____ LISTED RECORDS

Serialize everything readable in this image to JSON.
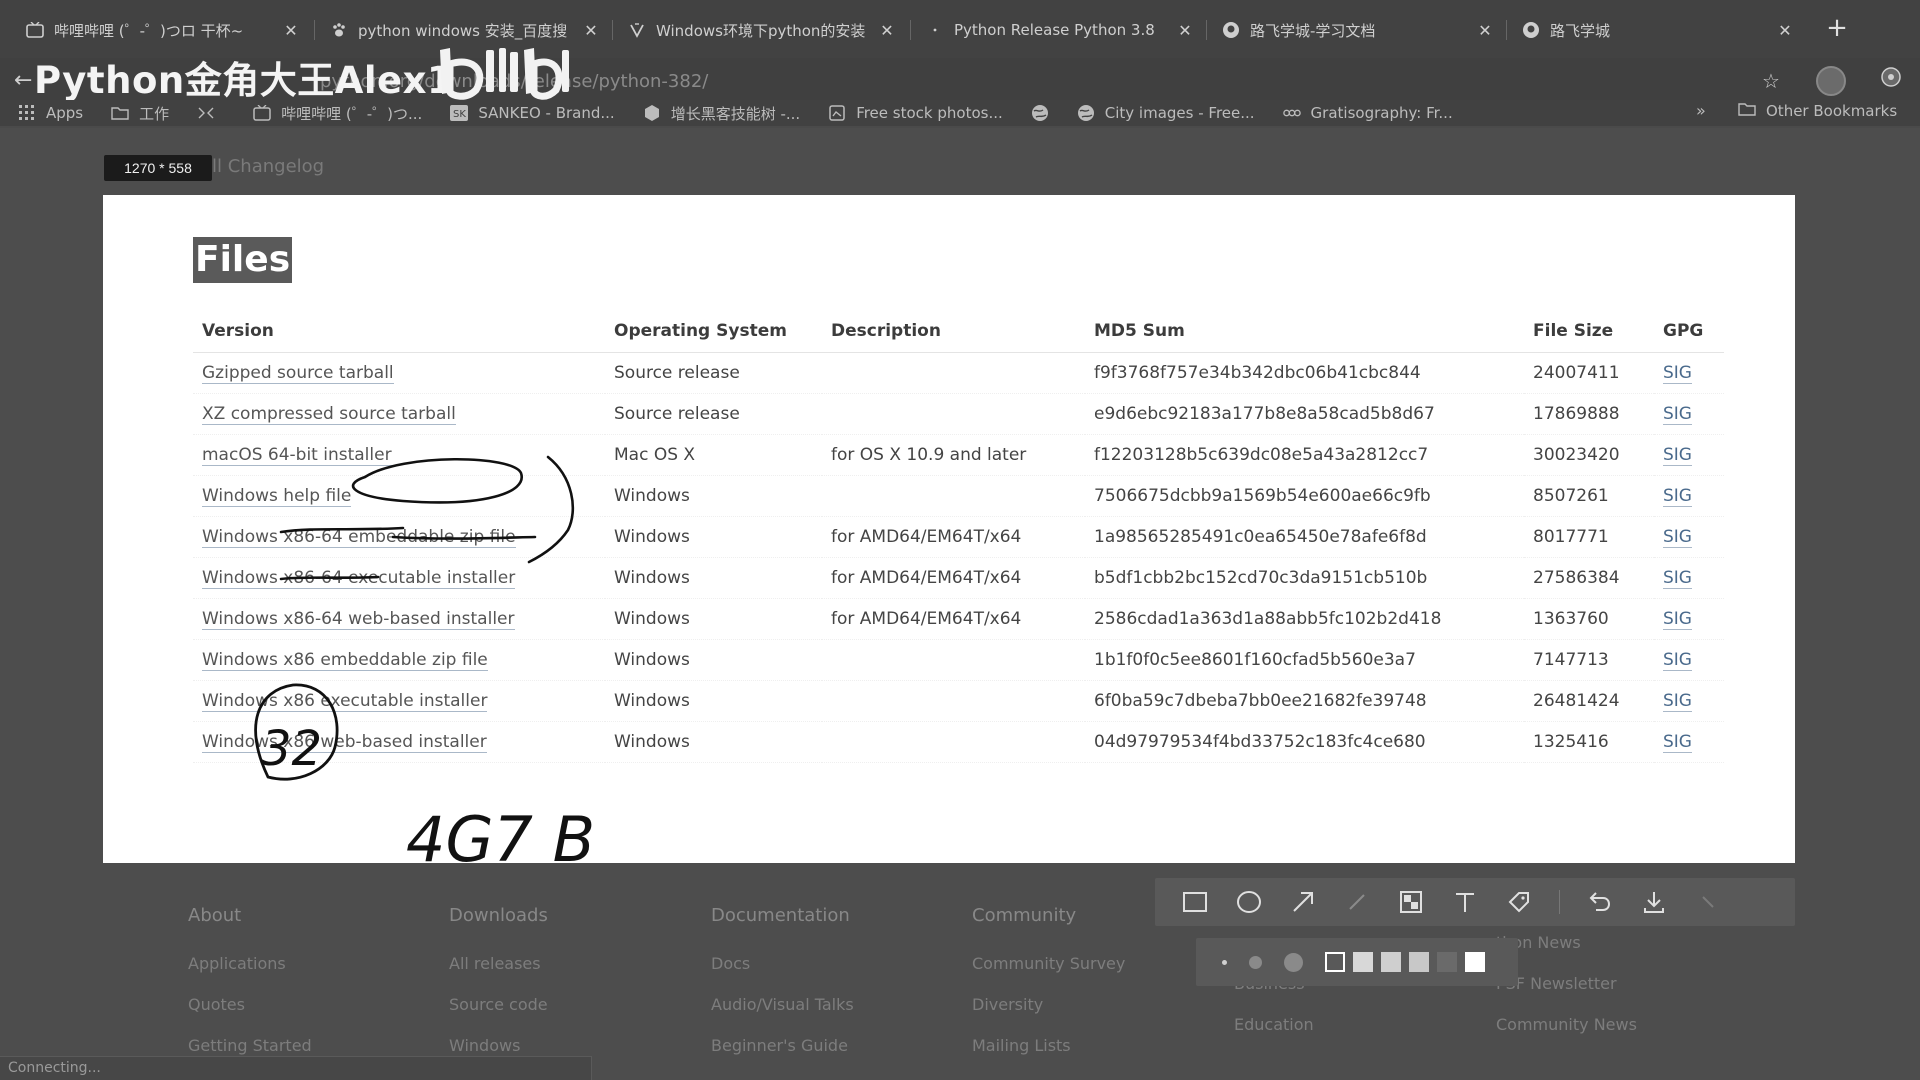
{
  "tabs": [
    {
      "title": "哔哩哔哩 (゜-゜)つロ 干杯~",
      "icon": "bilibili-tv-icon"
    },
    {
      "title": "python windows 安装_百度搜",
      "icon": "baidu-paw-icon"
    },
    {
      "title": "Windows环境下python的安装",
      "icon": "csdn-icon"
    },
    {
      "title": "Python Release Python 3.8",
      "icon": "python-icon"
    },
    {
      "title": "路飞学城-学习文档",
      "icon": "luffy-icon"
    },
    {
      "title": "路飞学城",
      "icon": "luffy-icon"
    }
  ],
  "new_tab": "+",
  "overlay": {
    "title": "Python金角大王Alex1",
    "brand": "bilibili"
  },
  "omnibox": {
    "url_fragment": "/python-382/",
    "visible_text": "python.org/downloads/release/python-382/"
  },
  "bookmarks": [
    {
      "label": "Apps",
      "icon": "apps-grid-icon"
    },
    {
      "label": "工作",
      "icon": "folder-icon"
    },
    {
      "label": "",
      "icon": "bookmark-icon"
    },
    {
      "label": "哔哩哔哩 (゜-゜)つ...",
      "icon": "bilibili-tv-icon"
    },
    {
      "label": "SANKEO - Brand...",
      "icon": "sankeo-icon"
    },
    {
      "label": "增长黑客技能树 -...",
      "icon": "hexagon-icon"
    },
    {
      "label": "Free stock photos...",
      "icon": "photo-icon"
    },
    {
      "label": "",
      "icon": "globe-icon"
    },
    {
      "label": "City images - Free...",
      "icon": "globe-icon"
    },
    {
      "label": "Gratisography: Fr...",
      "icon": "gratisography-icon"
    }
  ],
  "bookmarks_more": "»",
  "other_bookmarks": "Other Bookmarks",
  "capture_size": "1270 * 558",
  "changelog_text": "ll Changelog",
  "files": {
    "heading": "Files",
    "columns": [
      "Version",
      "Operating System",
      "Description",
      "MD5 Sum",
      "File Size",
      "GPG"
    ],
    "rows": [
      {
        "version": "Gzipped source tarball",
        "os": "Source release",
        "desc": "",
        "md5": "f9f3768f757e34b342dbc06b41cbc844",
        "size": "24007411",
        "gpg": "SIG"
      },
      {
        "version": "XZ compressed source tarball",
        "os": "Source release",
        "desc": "",
        "md5": "e9d6ebc92183a177b8e8a58cad5b8d67",
        "size": "17869888",
        "gpg": "SIG"
      },
      {
        "version": "macOS 64-bit installer",
        "os": "Mac OS X",
        "desc": "for OS X 10.9 and later",
        "md5": "f12203128b5c639dc08e5a43a2812cc7",
        "size": "30023420",
        "gpg": "SIG"
      },
      {
        "version": "Windows help file",
        "os": "Windows",
        "desc": "",
        "md5": "7506675dcbb9a1569b54e600ae66c9fb",
        "size": "8507261",
        "gpg": "SIG"
      },
      {
        "version": "Windows x86-64 embeddable zip file",
        "os": "Windows",
        "desc": "for AMD64/EM64T/x64",
        "md5": "1a98565285491c0ea65450e78afe6f8d",
        "size": "8017771",
        "gpg": "SIG"
      },
      {
        "version": "Windows x86-64 executable installer",
        "os": "Windows",
        "desc": "for AMD64/EM64T/x64",
        "md5": "b5df1cbb2bc152cd70c3da9151cb510b",
        "size": "27586384",
        "gpg": "SIG"
      },
      {
        "version": "Windows x86-64 web-based installer",
        "os": "Windows",
        "desc": "for AMD64/EM64T/x64",
        "md5": "2586cdad1a363d1a88abb5fc102b2d418",
        "size": "1363760",
        "gpg": "SIG"
      },
      {
        "version": "Windows x86 embeddable zip file",
        "os": "Windows",
        "desc": "",
        "md5": "1b1f0f0c5ee8601f160cfad5b560e3a7",
        "size": "7147713",
        "gpg": "SIG"
      },
      {
        "version": "Windows x86 executable installer",
        "os": "Windows",
        "desc": "",
        "md5": "6f0ba59c7dbeba7bb0ee21682fe39748",
        "size": "26481424",
        "gpg": "SIG"
      },
      {
        "version": "Windows x86 web-based installer",
        "os": "Windows",
        "desc": "",
        "md5": "04d97979534f4bd33752c183fc4ce680",
        "size": "1325416",
        "gpg": "SIG"
      }
    ]
  },
  "handwriting": {
    "circled": "32",
    "note": "4G7 B"
  },
  "footer": [
    {
      "heading": "About",
      "links": [
        "Applications",
        "Quotes",
        "Getting Started"
      ]
    },
    {
      "heading": "Downloads",
      "links": [
        "All releases",
        "Source code",
        "Windows"
      ]
    },
    {
      "heading": "Documentation",
      "links": [
        "Docs",
        "Audio/Visual Talks",
        "Beginner's Guide"
      ]
    },
    {
      "heading": "Community",
      "links": [
        "Community Survey",
        "Diversity",
        "Mailing Lists"
      ]
    },
    {
      "heading": "",
      "links": [
        "",
        "Business",
        "Education"
      ]
    },
    {
      "heading": "",
      "links": [
        "thon News",
        "PSF Newsletter",
        "Community News"
      ]
    }
  ],
  "tool_toolbar": {
    "tools": [
      "rectangle-tool-icon",
      "ellipse-tool-icon",
      "arrow-tool-icon",
      "pen-tool-icon",
      "mosaic-tool-icon",
      "text-tool-icon",
      "tag-tool-icon",
      "undo-icon",
      "download-icon",
      "more-icon"
    ],
    "brush_sizes": [
      "small",
      "medium",
      "large"
    ],
    "swatches": [
      "#ffffff",
      "#d8d8d8",
      "#cfcfcf",
      "#c8c8c8",
      "#6a6a6a",
      "#ffffff"
    ]
  },
  "status": "Connecting..."
}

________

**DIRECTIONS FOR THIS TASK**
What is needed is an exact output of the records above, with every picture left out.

**OUTPUT OF THE EXERCISE**
Serialize everything readable in this image to JSON.
{
  "tabs": [
    {
      "title": "哔哩哔哩 (゜-゜)つロ 干杯~",
      "icon": "bilibili-tv-icon"
    },
    {
      "title": "python windows 安装_百度搜",
      "icon": "baidu-paw-icon"
    },
    {
      "title": "Windows环境下python的安装",
      "icon": "csdn-icon"
    },
    {
      "title": "Python Release Python 3.8",
      "icon": "python-icon"
    },
    {
      "title": "路飞学城-学习文档",
      "icon": "luffy-icon"
    },
    {
      "title": "路飞学城",
      "icon": "luffy-icon"
    }
  ],
  "new_tab": "+",
  "overlay": {
    "title": "Python金角大王Alex1",
    "brand": "bilibili"
  },
  "omnibox": {
    "url_fragment": "/python-382/",
    "visible_text": "python.org/downloads/release/python-382/"
  },
  "bookmarks": [
    {
      "label": "Apps",
      "icon": "apps-grid-icon"
    },
    {
      "label": "工作",
      "icon": "folder-icon"
    },
    {
      "label": "",
      "icon": "bookmark-icon"
    },
    {
      "label": "哔哩哔哩 (゜-゜)つ...",
      "icon": "bilibili-tv-icon"
    },
    {
      "label": "SANKEO - Brand...",
      "icon": "sankeo-icon"
    },
    {
      "label": "增长黑客技能树 -...",
      "icon": "hexagon-icon"
    },
    {
      "label": "Free stock photos...",
      "icon": "photo-icon"
    },
    {
      "label": "",
      "icon": "globe-icon"
    },
    {
      "label": "City images - Free...",
      "icon": "globe-icon"
    },
    {
      "label": "Gratisography: Fr...",
      "icon": "gratisography-icon"
    }
  ],
  "bookmarks_more": "»",
  "other_bookmarks": "Other Bookmarks",
  "capture_size": "1270 * 558",
  "changelog_text": "ll Changelog",
  "files": {
    "heading": "Files",
    "columns": [
      "Version",
      "Operating System",
      "Description",
      "MD5 Sum",
      "File Size",
      "GPG"
    ],
    "rows": [
      {
        "version": "Gzipped source tarball",
        "os": "Source release",
        "desc": "",
        "md5": "f9f3768f757e34b342dbc06b41cbc844",
        "size": "24007411",
        "gpg": "SIG"
      },
      {
        "version": "XZ compressed source tarball",
        "os": "Source release",
        "desc": "",
        "md5": "e9d6ebc92183a177b8e8a58cad5b8d67",
        "size": "17869888",
        "gpg": "SIG"
      },
      {
        "version": "macOS 64-bit installer",
        "os": "Mac OS X",
        "desc": "for OS X 10.9 and later",
        "md5": "f12203128b5c639dc08e5a43a2812cc7",
        "size": "30023420",
        "gpg": "SIG"
      },
      {
        "version": "Windows help file",
        "os": "Windows",
        "desc": "",
        "md5": "7506675dcbb9a1569b54e600ae66c9fb",
        "size": "8507261",
        "gpg": "SIG"
      },
      {
        "version": "Windows x86-64 embeddable zip file",
        "os": "Windows",
        "desc": "for AMD64/EM64T/x64",
        "md5": "1a98565285491c0ea65450e78afe6f8d",
        "size": "8017771",
        "gpg": "SIG"
      },
      {
        "version": "Windows x86-64 executable installer",
        "os": "Windows",
        "desc": "for AMD64/EM64T/x64",
        "md5": "b5df1cbb2bc152cd70c3da9151cb510b",
        "size": "27586384",
        "gpg": "SIG"
      },
      {
        "version": "Windows x86-64 web-based installer",
        "os": "Windows",
        "desc": "for AMD64/EM64T/x64",
        "md5": "2586cdad1a363d1a88abb5fc102b2d418",
        "size": "1363760",
        "gpg": "SIG"
      },
      {
        "version": "Windows x86 embeddable zip file",
        "os": "Windows",
        "desc": "",
        "md5": "1b1f0f0c5ee8601f160cfad5b560e3a7",
        "size": "7147713",
        "gpg": "SIG"
      },
      {
        "version": "Windows x86 executable installer",
        "os": "Windows",
        "desc": "",
        "md5": "6f0ba59c7dbeba7bb0ee21682fe39748",
        "size": "26481424",
        "gpg": "SIG"
      },
      {
        "version": "Windows x86 web-based installer",
        "os": "Windows",
        "desc": "",
        "md5": "04d97979534f4bd33752c183fc4ce680",
        "size": "1325416",
        "gpg": "SIG"
      }
    ]
  },
  "handwriting": {
    "circled": "32",
    "note": "4G7 B"
  },
  "footer": [
    {
      "heading": "About",
      "links": [
        "Applications",
        "Quotes",
        "Getting Started"
      ]
    },
    {
      "heading": "Downloads",
      "links": [
        "All releases",
        "Source code",
        "Windows"
      ]
    },
    {
      "heading": "Documentation",
      "links": [
        "Docs",
        "Audio/Visual Talks",
        "Beginner's Guide"
      ]
    },
    {
      "heading": "Community",
      "links": [
        "Community Survey",
        "Diversity",
        "Mailing Lists"
      ]
    },
    {
      "heading": "",
      "links": [
        "",
        "Business",
        "Education"
      ]
    },
    {
      "heading": "",
      "links": [
        "thon News",
        "PSF Newsletter",
        "Community News"
      ]
    }
  ],
  "tool_toolbar": {
    "tools": [
      "rectangle-tool-icon",
      "ellipse-tool-icon",
      "arrow-tool-icon",
      "pen-tool-icon",
      "mosaic-tool-icon",
      "text-tool-icon",
      "tag-tool-icon",
      "undo-icon",
      "download-icon",
      "more-icon"
    ],
    "brush_sizes": [
      "small",
      "medium",
      "large"
    ],
    "swatches": [
      "#ffffff",
      "#d8d8d8",
      "#cfcfcf",
      "#c8c8c8",
      "#6a6a6a",
      "#ffffff"
    ]
  },
  "status": "Connecting..."
}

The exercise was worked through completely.